● THE PROBLEM
For each line below with the word "color", write out a copy.

[Data about app and page elements]
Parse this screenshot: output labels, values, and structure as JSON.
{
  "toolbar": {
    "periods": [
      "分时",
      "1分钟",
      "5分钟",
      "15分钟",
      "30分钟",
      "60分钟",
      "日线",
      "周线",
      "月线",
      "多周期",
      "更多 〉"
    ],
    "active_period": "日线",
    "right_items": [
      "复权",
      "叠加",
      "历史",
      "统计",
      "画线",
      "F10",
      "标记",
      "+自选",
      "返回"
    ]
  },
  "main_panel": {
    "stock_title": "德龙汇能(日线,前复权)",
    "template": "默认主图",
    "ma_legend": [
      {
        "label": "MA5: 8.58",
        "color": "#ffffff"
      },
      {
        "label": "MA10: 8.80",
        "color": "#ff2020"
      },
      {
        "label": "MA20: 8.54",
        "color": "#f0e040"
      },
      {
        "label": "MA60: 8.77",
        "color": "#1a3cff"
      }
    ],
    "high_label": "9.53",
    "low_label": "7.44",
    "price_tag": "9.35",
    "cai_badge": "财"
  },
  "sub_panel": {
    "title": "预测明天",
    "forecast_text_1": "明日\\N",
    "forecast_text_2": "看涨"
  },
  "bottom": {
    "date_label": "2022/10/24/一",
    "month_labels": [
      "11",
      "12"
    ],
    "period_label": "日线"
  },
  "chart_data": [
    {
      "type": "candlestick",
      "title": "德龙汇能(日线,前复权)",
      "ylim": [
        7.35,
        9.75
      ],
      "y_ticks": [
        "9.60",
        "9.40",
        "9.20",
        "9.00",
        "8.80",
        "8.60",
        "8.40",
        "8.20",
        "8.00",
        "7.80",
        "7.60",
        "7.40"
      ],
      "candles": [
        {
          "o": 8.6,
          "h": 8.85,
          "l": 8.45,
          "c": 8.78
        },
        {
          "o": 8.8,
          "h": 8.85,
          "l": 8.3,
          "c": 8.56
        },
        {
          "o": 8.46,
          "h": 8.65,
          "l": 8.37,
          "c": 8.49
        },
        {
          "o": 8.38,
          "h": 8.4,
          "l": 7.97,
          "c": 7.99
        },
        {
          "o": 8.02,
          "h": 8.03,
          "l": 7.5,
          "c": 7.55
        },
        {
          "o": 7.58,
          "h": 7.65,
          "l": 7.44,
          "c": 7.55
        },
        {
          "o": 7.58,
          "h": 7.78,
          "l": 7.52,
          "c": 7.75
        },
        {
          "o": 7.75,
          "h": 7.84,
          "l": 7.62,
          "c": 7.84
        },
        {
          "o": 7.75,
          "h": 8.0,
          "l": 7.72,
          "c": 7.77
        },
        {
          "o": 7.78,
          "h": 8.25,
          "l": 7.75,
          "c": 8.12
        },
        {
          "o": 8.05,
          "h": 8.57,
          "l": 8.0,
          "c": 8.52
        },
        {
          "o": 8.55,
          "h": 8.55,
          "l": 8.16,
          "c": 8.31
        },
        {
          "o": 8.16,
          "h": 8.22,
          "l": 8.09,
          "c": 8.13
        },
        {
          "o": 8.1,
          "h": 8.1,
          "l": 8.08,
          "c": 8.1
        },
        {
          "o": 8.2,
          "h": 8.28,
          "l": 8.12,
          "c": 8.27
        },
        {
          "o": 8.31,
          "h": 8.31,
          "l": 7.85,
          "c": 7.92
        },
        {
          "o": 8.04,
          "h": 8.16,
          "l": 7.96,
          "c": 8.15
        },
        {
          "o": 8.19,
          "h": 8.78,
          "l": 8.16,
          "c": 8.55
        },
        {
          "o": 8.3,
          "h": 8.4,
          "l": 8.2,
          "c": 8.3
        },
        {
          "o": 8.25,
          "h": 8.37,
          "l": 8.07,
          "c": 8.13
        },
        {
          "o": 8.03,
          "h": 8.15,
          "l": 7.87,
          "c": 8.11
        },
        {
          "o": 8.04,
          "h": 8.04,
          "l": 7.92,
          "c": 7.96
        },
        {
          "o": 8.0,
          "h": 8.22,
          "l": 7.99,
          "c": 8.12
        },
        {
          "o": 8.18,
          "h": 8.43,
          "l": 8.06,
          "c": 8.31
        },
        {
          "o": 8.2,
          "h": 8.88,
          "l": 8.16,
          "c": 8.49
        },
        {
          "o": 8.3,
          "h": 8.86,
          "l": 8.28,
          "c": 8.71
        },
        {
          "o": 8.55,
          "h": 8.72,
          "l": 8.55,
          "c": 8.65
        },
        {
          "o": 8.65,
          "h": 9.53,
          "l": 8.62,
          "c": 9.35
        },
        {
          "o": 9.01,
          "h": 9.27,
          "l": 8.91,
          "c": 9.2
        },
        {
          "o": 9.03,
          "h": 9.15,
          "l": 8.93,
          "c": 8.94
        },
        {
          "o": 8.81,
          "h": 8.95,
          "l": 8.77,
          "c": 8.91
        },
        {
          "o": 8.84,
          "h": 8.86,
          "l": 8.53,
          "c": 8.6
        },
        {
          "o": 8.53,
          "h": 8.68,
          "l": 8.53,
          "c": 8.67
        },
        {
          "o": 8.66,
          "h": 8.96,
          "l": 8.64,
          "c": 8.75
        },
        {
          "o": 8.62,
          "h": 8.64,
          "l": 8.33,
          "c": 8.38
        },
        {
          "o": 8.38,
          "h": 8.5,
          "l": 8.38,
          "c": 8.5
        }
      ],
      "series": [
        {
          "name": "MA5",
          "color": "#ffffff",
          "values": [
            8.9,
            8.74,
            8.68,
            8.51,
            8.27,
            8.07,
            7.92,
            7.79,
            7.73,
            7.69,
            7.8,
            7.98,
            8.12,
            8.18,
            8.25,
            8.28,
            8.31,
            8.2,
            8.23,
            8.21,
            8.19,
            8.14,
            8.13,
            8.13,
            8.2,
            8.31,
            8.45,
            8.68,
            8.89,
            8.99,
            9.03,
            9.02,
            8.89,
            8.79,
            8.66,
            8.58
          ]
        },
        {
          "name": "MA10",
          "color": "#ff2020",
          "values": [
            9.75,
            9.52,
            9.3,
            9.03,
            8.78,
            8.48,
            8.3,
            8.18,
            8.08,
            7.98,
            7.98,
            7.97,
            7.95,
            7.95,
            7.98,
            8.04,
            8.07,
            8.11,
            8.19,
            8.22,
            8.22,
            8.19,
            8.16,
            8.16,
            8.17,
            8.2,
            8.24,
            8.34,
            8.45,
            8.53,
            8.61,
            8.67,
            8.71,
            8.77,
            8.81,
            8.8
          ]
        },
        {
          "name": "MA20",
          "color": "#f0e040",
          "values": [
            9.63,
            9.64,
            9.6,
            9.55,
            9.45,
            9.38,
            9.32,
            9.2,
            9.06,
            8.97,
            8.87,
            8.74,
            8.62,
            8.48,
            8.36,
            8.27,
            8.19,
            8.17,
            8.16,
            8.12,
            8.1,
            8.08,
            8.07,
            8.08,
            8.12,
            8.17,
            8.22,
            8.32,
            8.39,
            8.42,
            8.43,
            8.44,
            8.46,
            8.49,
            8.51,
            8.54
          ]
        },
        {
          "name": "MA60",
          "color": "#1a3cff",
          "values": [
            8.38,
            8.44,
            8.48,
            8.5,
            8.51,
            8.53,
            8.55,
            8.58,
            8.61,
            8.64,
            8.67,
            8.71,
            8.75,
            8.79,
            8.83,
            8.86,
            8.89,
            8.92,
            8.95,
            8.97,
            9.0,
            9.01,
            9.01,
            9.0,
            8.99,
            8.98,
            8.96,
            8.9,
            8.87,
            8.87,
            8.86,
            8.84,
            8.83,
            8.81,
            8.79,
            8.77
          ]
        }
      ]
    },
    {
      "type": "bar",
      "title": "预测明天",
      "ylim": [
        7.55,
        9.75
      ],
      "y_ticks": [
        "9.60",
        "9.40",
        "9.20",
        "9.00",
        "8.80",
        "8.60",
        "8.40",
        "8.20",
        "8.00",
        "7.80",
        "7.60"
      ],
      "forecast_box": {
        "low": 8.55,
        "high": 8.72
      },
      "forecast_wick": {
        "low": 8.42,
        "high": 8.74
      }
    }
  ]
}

● OUTPUT FOR THIS TASK
        "color": "#ffffff"
        "color": "#ff2020"
        "color": "#f0e040"
        "color": "#1a3cff"
          "color": "#ffffff",
          "color": "#ff2020",
          "color": "#f0e040",
          "color": "#1a3cff",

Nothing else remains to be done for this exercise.